The last time interest rates rose during an election campaign was in 2007. Inflation had reached 3% and the Reserve Bank feared it could climb higher.
His decision to raise rates just two and a half weeks before Election Day was not well received by the Howard government, to say the least.
Howard, already facing likely election defeat and with nothing to lose, issued an immediate apology to the mortgage holders:
“I don’t like it and would say to Australian borrowers who are affected by this change that I am sorry about it, and I regret the additional burden that will be placed on them as a result.”
By the end of the month, he had lost the election and his own seat.
Scott Morrison must now consider how he will react if he suffers his own mid-term interest rate blow next week. Don’t hold your breath to apologize.
Wednesday’s inflation data came as a shock to both the government and the Reserve Bank. They were expecting a number with a 4 in front. The 5.1% result was another blow to the Coalition’s campaign. It confirmed what everyone was feeling at checkout: prices hadn’t gone up like this in decades.

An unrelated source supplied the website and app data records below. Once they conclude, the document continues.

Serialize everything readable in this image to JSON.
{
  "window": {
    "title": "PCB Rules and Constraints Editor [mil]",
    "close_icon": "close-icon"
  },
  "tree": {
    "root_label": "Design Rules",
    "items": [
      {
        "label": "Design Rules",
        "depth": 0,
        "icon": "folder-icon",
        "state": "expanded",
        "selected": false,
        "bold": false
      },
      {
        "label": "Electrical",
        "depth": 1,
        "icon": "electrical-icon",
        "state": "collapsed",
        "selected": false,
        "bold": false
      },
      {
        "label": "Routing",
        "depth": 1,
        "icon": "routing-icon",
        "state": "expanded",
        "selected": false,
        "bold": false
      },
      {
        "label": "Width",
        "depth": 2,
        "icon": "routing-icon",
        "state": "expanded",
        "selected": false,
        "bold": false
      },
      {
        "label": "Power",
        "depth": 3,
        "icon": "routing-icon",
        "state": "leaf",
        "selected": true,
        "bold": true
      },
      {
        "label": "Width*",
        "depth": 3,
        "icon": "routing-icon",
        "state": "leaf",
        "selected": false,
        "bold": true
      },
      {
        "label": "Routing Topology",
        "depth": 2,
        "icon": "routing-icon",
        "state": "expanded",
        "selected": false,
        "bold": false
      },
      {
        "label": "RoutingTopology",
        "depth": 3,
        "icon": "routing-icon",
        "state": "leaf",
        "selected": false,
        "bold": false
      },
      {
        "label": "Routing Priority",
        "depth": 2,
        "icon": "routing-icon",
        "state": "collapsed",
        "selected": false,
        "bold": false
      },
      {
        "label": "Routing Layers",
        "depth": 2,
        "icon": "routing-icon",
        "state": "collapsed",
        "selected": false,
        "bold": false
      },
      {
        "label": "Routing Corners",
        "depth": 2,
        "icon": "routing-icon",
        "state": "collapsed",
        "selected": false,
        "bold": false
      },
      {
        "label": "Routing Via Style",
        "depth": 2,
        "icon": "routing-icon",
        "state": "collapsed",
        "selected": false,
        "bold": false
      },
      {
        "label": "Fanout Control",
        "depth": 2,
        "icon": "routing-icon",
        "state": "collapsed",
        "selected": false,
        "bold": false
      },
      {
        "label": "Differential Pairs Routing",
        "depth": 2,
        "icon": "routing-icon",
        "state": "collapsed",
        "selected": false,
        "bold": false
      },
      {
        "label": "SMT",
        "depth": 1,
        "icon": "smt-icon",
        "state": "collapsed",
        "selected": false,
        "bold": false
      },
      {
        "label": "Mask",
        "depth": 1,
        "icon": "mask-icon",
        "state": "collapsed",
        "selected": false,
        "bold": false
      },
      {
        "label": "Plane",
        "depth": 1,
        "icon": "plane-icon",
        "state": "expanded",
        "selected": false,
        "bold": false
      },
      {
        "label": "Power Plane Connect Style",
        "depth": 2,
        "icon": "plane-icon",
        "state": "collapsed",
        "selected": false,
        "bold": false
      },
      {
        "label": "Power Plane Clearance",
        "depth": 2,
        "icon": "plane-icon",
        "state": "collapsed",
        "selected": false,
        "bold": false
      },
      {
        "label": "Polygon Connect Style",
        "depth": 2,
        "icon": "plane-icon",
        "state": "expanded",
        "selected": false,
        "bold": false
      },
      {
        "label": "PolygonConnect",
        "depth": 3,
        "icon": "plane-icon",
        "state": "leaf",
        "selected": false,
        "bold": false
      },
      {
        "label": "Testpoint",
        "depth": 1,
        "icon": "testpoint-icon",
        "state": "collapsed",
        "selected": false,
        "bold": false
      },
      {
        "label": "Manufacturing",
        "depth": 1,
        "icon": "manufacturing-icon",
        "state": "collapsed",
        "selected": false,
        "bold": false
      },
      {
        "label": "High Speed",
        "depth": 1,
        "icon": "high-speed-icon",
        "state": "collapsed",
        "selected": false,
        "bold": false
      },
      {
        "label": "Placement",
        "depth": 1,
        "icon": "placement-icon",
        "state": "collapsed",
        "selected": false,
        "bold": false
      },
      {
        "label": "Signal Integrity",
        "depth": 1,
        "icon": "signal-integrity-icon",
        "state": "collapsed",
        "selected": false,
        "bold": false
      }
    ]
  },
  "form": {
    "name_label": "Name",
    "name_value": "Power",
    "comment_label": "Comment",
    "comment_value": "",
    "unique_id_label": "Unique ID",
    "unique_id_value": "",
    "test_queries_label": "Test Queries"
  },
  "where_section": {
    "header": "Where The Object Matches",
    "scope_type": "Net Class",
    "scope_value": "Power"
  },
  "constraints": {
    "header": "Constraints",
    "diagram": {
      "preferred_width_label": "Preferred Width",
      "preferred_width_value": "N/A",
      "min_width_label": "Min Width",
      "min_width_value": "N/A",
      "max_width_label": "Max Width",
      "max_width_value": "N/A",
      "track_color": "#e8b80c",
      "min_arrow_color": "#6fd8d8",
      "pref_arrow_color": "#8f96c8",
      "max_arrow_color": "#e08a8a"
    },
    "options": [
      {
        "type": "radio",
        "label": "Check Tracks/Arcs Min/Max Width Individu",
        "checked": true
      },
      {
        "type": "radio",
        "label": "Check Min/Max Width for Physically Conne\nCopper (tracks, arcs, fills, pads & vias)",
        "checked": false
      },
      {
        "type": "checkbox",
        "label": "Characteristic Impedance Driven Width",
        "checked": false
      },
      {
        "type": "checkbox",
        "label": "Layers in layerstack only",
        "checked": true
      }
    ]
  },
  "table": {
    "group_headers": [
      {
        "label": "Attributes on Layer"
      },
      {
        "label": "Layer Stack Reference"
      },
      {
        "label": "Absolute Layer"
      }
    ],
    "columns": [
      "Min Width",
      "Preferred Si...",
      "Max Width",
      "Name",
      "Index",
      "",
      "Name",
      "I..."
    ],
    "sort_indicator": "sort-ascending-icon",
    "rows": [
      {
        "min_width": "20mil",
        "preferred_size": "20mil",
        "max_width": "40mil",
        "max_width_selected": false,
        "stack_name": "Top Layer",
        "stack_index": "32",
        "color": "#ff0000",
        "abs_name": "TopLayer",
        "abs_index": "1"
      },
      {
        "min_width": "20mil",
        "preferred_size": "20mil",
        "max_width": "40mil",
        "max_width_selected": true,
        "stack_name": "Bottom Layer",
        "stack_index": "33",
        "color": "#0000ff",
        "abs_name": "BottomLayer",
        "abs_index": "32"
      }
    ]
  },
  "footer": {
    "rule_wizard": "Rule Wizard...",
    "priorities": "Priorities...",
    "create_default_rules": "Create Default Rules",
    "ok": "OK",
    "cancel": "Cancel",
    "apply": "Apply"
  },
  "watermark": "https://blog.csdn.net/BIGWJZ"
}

Aware that inflation news was unlikely to be good, the prime minister spoke to the media two hours before the figures were released to set the stage. He acknowledged the pressure facing Australian families, reminded them of the cost of living supports announced in the budget and pleaded with them to look overseas where the problem is much worse.
Morrison even produced a graph to show how much higher inflation is in other countries compared to “what the markets estimate at 4.5% in Australia”. It’s unclear if anyone pulled out the sharpie to correct their chart when the real numbers came out.
Global comparisons will be of little comfort
Even at 5.1%, Morrison is right that inflation is worse elsewhere. And the treasurer is right to blame the war in Ukraine and the COVID supply constraints.
But international comparisons are likely to provide little comfort to those struggling to pay more for meat and seafood (up 6.2%), fruits and vegetables (up 6.8 %), housing (up 6.7%) and fuel (up 35%). ). Especially when wages are way behind (up just 2.3 percent over the past year).
The next few days will now be consumed by speculation on how the Reserve Bank will react. It’s no longer just a question of whether rates will go up. It is now also a question of how much.
After the precedent of 2007 – raising rates when inflation was 3% – leaving them as they are now that inflation has climbed to 5.1% risks being seen as a political decision.
Around 3 million Australians have a mortgage. Some of them took out tempting loans and never saw a rate hike.
The work is already preparing for the imminent decision of the RBA. Shadow Treasurer Jim Chalmers said a rate hike, coupled with slow wage growth and a spike in the cost of living, would represent the “triple whammy” of failing economic management.
The government’s best hope is to convince voters to stick to what they know in these uncertain times – managing the economy is complicated, now is not the time to risk change. Some activists argue that the Coalition is winning as long as it continues to hammer home this message and the focus is on its turf: the economy.
Albanese’s absence from COVID does not cause serious damage
However, this does not seem to work on the Coalition’s other favorite terrain: national security. As we approach the halfway point of this campaign, there has been little movement in published polls, despite the intense focus on China’s security pact with the Solomon Islands.
The daily warnings from the Prime Minister and others about the threat to Australia and the danger posed by putting Anthony Albanese, Richard Marles and co in charge don’t seem to be changing the needle.
Morrison’s personal numbers have improved slightly and some who know the Coalition’s internal polls say there is still a narrow path to victory, but they know they are still behind. Those familiar with Labor polls, on the other hand, seem much more confident.
It turns out that Albanese’s absence from COVID has so far caused no serious damage to the Labor campaign.
A sharper focus over the next week on the cost of living and interest rates should force a closer look at economic and fiscal plans. On Wednesday, Labor pledged $5 billion in fiscal repairs by cutting contractors and hitting multinationals. In reality, a $5 billion improvement is a small beer when predicting accumulated deficits of nearly $225 billion over the next four years.
Labor has promised a “waste audit” of public spending if it wins on May 21, but is unwilling to identify a specific cut ahead of the election. Neither side is serious about controlling spending. Instead, they are both relying on economic growth to fill the structural deficit slowly and painlessly, at some point in the very distant future. No one can say when.
Which brings us to the other impact of rising rates – servicing the country’s ever-growing debt. Interest payments are already expected to hit $22 billion a year by 2025-26, a figure that could rise if rates climb faster and higher than expected.
At least that’s a problem John Howard didn’t face in 2007. Back then, there was no debt.
David Speers is the host of Insiders, which airs on ABC TV at 9 a.m. Sundays or on iview, and co-anchor of Q&A.